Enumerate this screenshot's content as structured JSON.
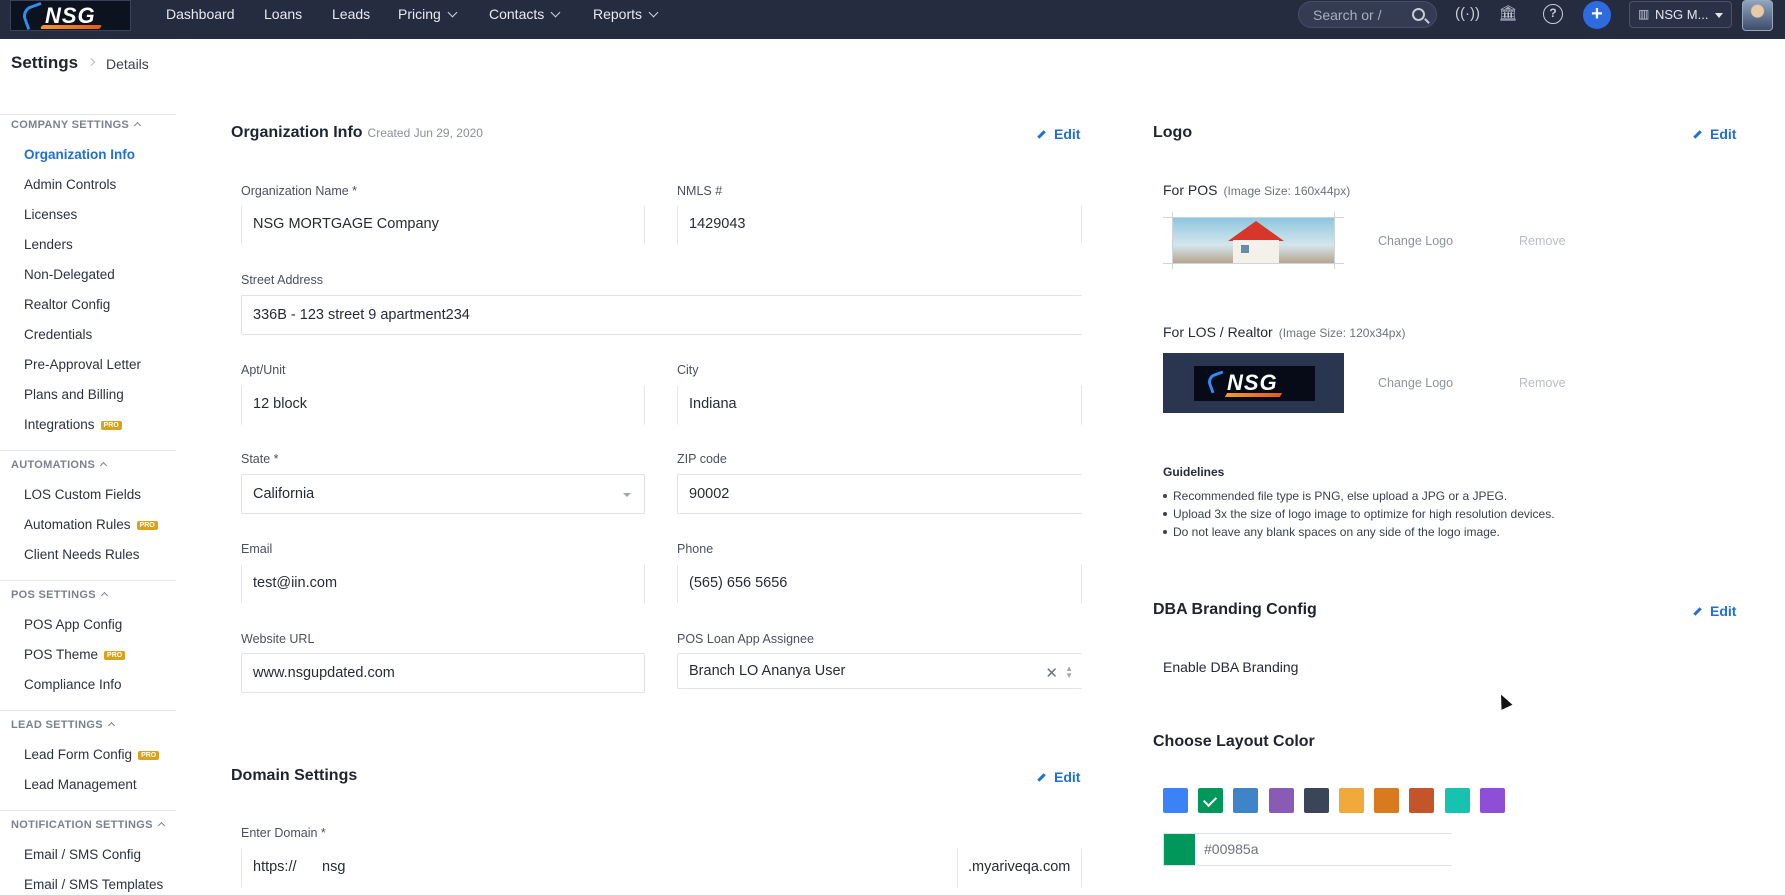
{
  "nav": {
    "logo_text": "NSG",
    "items": [
      "Dashboard",
      "Loans",
      "Leads",
      "Pricing",
      "Contacts",
      "Reports"
    ],
    "search_placeholder": "Search or /",
    "org_label": "NSG M...",
    "plus_label": "+"
  },
  "breadcrumb": {
    "title": "Settings",
    "current": "Details"
  },
  "sidebar": {
    "company_head": "COMPANY SETTINGS",
    "company_items": [
      "Organization Info",
      "Admin Controls",
      "Licenses",
      "Lenders",
      "Non-Delegated",
      "Realtor Config",
      "Credentials",
      "Pre-Approval Letter",
      "Plans and Billing",
      "Integrations"
    ],
    "automations_head": "AUTOMATIONS",
    "automations_items": [
      "LOS Custom Fields",
      "Automation Rules",
      "Client Needs Rules"
    ],
    "pos_head": "POS SETTINGS",
    "pos_items": [
      "POS App Config",
      "POS Theme",
      "Compliance Info"
    ],
    "lead_head": "LEAD SETTINGS",
    "lead_items": [
      "Lead Form Config",
      "Lead Management"
    ],
    "notification_head": "NOTIFICATION SETTINGS",
    "notification_items": [
      "Email / SMS Config",
      "Email / SMS Templates"
    ],
    "pro_badge": "PRO"
  },
  "org_info": {
    "title": "Organization Info",
    "created": "Created Jun 29, 2020",
    "edit": "Edit",
    "org_name_label": "Organization Name *",
    "org_name": "NSG MORTGAGE Company",
    "nmls_label": "NMLS #",
    "nmls": "1429043",
    "street_label": "Street Address",
    "street": "336B - 123 street 9 apartment234",
    "apt_label": "Apt/Unit",
    "apt": "12 block",
    "city_label": "City",
    "city": "Indiana",
    "state_label": "State *",
    "state": "California",
    "zip_label": "ZIP code",
    "zip": "90002",
    "email_label": "Email",
    "email": "test@iin.com",
    "phone_label": "Phone",
    "phone": "(565) 656 5656",
    "website_label": "Website URL",
    "website": "www.nsgupdated.com",
    "assignee_label": "POS Loan App Assignee",
    "assignee": "Branch LO Ananya User"
  },
  "domain": {
    "title": "Domain Settings",
    "edit": "Edit",
    "label": "Enter Domain *",
    "prefix": "https://",
    "value": "nsg",
    "suffix": ".myariveqa.com"
  },
  "logo": {
    "title": "Logo",
    "edit": "Edit",
    "pos_label": "For POS",
    "pos_note": "(Image Size: 160x44px)",
    "los_label": "For LOS / Realtor",
    "los_note": "(Image Size: 120x34px)",
    "change": "Change Logo",
    "remove": "Remove",
    "guidelines_title": "Guidelines",
    "guidelines": [
      "Recommended file type is PNG, else upload a JPG or a JPEG.",
      "Upload 3x the size of logo image to optimize for high resolution devices.",
      "Do not leave any blank spaces on any side of the logo image."
    ]
  },
  "dba": {
    "title": "DBA Branding Config",
    "edit": "Edit",
    "enable_label": "Enable DBA Branding"
  },
  "layout_color": {
    "title": "Choose Layout Color",
    "swatches": [
      "#3b82f6",
      "#00985a",
      "#3f84c8",
      "#8a5bb5",
      "#3a4558",
      "#f0a93a",
      "#d97a1e",
      "#c4552b",
      "#17c2b0",
      "#8e4fd6"
    ],
    "selected_index": 1,
    "hex_value": "#00985a"
  }
}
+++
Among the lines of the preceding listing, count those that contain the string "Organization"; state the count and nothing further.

» ANSWER BOX: 3